If you like to spend your days living the life of the local people of Labuan, there are three homestays that offer such experience: Kampung Patau-Patau II, Bukit Kuda Village and Sungai Labu Village. Visitors will be able to savour Labuan laidback culture, local customs and cuisines. The residents of these homestays will offer you warm hospitality and make you feel at home.
Kampung Patau-Patau II – The water village
One of the uniqueness of Labuan lifestyle is the water village. The people who live in this village originate from Bandar Seri Begawan, Brunei. The villages consist of houses built on water. Each of these houses is connected to each other via bridge-like walkways. Today, many of the water village residents still incorporate their Kedayan Bruneian culture and customs into their daily lives.
Kampung Air Patau Patau II is actually quite developed, properly organised and equipped with water and power supply, telephone and sewage lines, streetlights, water taxi jetty, grocery shops, handicraft shops, clinics, schools and place of worship. Being surrounded by water means that the main mode of transport is the boat and most of the houses own one.
We were invited to the house belonging to Hajah Samsiah Haji Matusin, a truly welcoming village resident who has stayed in the village all her life. We were very impressed with her house because it was spacious and well decorated, comfortable for visitors to relax and take in the laidback atmosphere of the village with the sea flowing under the feet.
Kampung Bukit Kuda
Located seven kilometres from the centre of Labuan, this typical Malay village is populated by friendly and hardworking residents who love to decorate their compounds and maintain a high standard of cleanliness. We had the opportunity to inspect the cosy house belonging to Madzan Haji Yunus and a local dried noodle enterprise owned by Salleh Ali.

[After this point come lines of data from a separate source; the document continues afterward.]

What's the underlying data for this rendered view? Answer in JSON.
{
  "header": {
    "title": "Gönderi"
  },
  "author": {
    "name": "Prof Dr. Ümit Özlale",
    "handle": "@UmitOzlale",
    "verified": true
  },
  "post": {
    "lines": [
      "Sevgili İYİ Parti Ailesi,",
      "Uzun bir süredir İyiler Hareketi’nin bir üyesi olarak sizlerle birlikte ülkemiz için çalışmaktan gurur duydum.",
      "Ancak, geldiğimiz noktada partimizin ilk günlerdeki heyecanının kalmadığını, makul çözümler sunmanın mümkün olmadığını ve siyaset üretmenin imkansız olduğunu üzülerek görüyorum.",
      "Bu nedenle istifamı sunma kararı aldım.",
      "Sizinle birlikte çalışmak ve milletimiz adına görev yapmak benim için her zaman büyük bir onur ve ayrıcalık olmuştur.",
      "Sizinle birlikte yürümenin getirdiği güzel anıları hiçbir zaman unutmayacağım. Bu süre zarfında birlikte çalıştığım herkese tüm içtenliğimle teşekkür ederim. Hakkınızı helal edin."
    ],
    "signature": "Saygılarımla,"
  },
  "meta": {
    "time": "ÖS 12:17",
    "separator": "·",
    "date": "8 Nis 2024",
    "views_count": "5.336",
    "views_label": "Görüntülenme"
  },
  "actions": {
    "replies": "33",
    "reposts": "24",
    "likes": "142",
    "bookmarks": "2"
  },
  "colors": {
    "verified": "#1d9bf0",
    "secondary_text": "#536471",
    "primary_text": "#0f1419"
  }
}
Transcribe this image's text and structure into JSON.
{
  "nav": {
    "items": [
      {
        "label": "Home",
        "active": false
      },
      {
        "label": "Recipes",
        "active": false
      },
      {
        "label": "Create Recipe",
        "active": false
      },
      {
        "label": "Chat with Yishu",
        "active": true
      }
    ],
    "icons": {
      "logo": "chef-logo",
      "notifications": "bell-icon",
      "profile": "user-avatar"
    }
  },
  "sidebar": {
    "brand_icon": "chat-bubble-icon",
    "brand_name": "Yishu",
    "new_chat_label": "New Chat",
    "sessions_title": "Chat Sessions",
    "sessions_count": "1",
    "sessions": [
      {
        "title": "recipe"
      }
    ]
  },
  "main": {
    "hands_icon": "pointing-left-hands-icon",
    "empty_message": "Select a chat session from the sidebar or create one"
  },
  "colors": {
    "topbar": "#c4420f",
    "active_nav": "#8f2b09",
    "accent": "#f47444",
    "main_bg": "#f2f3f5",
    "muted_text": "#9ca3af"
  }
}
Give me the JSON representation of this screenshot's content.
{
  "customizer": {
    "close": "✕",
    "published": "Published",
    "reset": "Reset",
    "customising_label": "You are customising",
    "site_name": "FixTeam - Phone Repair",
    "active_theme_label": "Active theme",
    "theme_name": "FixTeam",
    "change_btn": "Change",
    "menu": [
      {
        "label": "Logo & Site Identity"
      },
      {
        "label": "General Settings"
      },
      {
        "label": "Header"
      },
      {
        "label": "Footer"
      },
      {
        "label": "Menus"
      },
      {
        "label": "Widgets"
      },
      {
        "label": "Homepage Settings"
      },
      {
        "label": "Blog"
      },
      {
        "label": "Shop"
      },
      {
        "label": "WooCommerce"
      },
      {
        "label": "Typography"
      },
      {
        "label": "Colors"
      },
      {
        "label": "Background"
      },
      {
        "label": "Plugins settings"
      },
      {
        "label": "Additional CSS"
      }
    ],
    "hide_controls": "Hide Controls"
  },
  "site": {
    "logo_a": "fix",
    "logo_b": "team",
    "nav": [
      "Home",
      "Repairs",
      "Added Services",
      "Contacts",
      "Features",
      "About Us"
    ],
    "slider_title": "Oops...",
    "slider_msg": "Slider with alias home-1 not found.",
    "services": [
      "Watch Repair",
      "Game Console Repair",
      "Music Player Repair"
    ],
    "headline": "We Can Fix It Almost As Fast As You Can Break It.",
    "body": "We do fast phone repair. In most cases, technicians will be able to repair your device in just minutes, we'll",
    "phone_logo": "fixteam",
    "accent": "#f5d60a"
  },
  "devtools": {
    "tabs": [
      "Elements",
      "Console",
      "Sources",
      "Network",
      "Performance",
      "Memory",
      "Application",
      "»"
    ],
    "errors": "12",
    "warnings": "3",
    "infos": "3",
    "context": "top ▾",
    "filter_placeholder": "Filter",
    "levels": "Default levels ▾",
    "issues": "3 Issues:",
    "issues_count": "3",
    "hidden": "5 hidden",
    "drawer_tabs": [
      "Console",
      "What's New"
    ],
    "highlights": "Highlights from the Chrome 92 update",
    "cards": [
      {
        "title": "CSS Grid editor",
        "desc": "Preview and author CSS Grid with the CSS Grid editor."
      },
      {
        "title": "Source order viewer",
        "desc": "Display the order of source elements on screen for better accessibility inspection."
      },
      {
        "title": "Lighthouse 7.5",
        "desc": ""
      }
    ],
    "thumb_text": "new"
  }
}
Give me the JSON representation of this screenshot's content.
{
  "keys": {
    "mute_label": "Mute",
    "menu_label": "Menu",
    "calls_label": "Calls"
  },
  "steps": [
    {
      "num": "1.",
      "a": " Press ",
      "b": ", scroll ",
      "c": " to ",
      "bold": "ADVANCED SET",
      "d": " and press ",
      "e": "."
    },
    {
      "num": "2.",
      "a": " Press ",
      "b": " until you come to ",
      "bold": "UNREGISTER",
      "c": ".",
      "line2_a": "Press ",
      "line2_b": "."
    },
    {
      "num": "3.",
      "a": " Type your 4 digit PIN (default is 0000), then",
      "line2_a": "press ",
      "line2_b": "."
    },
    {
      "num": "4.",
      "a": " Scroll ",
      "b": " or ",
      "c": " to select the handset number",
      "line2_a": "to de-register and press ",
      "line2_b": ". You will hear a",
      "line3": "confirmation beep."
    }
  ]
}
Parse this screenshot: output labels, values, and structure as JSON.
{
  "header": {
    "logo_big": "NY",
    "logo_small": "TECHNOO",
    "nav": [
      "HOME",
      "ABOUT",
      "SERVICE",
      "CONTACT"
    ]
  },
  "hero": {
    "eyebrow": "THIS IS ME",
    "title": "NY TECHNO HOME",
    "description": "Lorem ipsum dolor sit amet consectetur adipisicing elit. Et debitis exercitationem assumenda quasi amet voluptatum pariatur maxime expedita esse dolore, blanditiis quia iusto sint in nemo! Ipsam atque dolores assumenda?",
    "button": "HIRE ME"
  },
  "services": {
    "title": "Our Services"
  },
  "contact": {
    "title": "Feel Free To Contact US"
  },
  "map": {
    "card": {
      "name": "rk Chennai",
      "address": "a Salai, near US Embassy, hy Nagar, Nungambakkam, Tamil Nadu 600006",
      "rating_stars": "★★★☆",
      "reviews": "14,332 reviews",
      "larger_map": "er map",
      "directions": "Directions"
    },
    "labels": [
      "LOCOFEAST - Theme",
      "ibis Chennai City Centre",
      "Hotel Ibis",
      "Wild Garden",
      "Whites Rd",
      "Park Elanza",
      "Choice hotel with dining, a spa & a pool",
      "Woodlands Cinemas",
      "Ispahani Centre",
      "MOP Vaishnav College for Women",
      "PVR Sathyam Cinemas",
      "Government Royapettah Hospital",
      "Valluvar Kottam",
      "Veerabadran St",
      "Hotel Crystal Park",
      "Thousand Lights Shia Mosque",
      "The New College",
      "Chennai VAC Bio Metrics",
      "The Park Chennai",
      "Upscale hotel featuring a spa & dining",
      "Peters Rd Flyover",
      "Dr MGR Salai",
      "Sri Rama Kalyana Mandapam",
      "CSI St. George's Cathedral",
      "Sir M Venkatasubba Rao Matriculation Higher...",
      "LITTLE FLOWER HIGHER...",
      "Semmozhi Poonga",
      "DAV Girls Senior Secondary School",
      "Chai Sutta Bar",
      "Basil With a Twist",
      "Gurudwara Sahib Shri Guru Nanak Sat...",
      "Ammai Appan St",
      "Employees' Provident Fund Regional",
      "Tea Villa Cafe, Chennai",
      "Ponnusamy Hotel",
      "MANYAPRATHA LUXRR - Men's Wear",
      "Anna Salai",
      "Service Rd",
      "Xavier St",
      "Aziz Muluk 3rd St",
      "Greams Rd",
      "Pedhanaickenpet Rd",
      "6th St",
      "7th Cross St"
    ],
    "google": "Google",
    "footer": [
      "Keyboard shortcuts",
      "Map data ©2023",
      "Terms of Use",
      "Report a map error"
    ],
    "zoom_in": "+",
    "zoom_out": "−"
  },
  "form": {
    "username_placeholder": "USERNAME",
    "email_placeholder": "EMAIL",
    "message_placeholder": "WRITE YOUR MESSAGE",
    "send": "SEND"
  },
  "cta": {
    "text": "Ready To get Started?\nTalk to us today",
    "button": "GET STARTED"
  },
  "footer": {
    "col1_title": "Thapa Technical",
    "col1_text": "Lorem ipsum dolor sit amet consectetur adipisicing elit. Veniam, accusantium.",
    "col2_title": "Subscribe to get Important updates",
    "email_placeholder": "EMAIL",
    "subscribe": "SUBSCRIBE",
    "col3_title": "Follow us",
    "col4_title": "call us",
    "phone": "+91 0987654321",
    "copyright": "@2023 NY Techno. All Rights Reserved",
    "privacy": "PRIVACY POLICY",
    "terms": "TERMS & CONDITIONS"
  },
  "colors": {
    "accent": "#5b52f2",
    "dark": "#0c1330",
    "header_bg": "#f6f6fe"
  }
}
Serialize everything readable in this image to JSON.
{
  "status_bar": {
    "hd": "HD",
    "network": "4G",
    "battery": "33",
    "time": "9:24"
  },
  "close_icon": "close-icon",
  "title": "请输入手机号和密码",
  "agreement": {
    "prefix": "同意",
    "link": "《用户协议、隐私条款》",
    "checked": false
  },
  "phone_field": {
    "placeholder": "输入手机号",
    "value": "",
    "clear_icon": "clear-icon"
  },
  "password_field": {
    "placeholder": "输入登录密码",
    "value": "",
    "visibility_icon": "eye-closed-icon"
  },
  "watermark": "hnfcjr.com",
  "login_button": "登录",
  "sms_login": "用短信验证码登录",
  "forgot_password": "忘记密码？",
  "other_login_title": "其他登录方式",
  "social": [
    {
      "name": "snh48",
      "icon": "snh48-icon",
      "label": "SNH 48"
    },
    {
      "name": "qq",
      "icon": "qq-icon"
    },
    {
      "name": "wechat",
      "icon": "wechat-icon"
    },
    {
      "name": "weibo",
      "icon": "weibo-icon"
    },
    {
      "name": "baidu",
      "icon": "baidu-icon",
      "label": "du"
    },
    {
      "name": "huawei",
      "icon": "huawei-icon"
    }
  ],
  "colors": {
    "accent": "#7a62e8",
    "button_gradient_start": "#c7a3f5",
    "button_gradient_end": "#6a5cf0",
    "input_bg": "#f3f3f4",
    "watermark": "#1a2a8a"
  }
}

Labuan is perfect for shopping duty-free imported products at competitive prices, ranging from chocolates, perfumes, cosmetics, leather goods, cigarettes, liquors, pens and watches. We enjoyed spending our dime at popular shopping areas such as Jalan OKK Awang Besar, the Ferry Terminal Area and Financial Park Complex. During weekends, visitors should go to the Labuan Weekend Tamu to shop for authentically intriguing items held along Jalan OKK Awang Besar.
Labuan is famous for affordable seafood that includes raw and fresh fish, prawns, crabs, lobsters, squids, and shellfish. During our stay, we had the opportunity to savour many dishes served in various cooking styles, indicating that Labuan also has its culinary specialities.
One particular delicacy that Labuan is famous for is its coconut pudding. The pudding is unique, made from steamed coconut water and jelly. Another delicacy that visitors should not miss is the sweetened steamed rice wrapped in coconut leaves called lambam, closely resembling the Chinese rice dumpling or the Malay ketupat and eaten with peanut sauce.